[Page and application data records]
===============

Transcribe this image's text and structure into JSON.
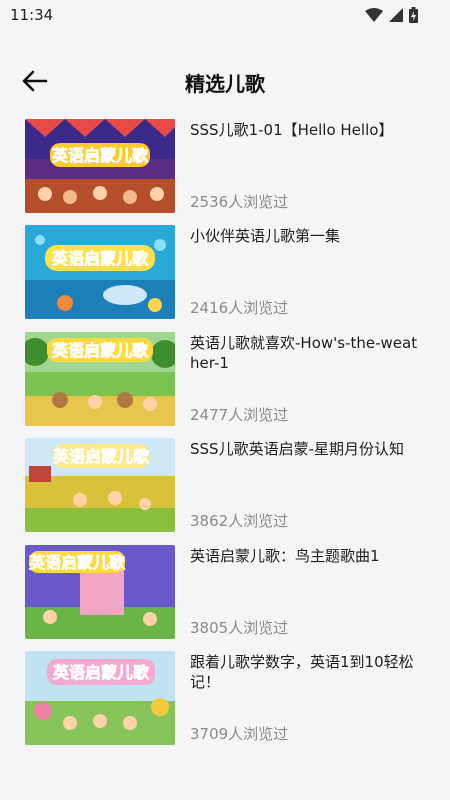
{
  "status_bar": {
    "time": "11:34"
  },
  "header": {
    "title": "精选儿歌"
  },
  "songs": [
    {
      "title": "SSS儿歌1-01【Hello Hello】",
      "views": "2536人浏览过",
      "banner": "英语启蒙儿歌"
    },
    {
      "title": "小伙伴英语儿歌第一集",
      "views": "2416人浏览过",
      "banner": "英语启蒙儿歌"
    },
    {
      "title": "英语儿歌就喜欢-How's-the-weather-1",
      "views": "2477人浏览过",
      "banner": "英语启蒙儿歌"
    },
    {
      "title": "SSS儿歌英语启蒙-星期月份认知",
      "views": "3862人浏览过",
      "banner": "英语启蒙儿歌"
    },
    {
      "title": "英语启蒙儿歌：鸟主题歌曲1",
      "views": "3805人浏览过",
      "banner": "英语启蒙儿歌"
    },
    {
      "title": "跟着儿歌学数字，英语1到10轻松记！",
      "views": "3709人浏览过",
      "banner": "英语启蒙儿歌"
    }
  ]
}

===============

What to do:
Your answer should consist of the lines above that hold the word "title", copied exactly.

Output for this exercise:
    "title": "精选儿歌"
      "title": "SSS儿歌1-01【Hello Hello】",
      "title": "小伙伴英语儿歌第一集",
      "title": "英语儿歌就喜欢-How's-the-weather-1",
      "title": "SSS儿歌英语启蒙-星期月份认知",
      "title": "英语启蒙儿歌：鸟主题歌曲1",
      "title": "跟着儿歌学数字，英语1到10轻松记！",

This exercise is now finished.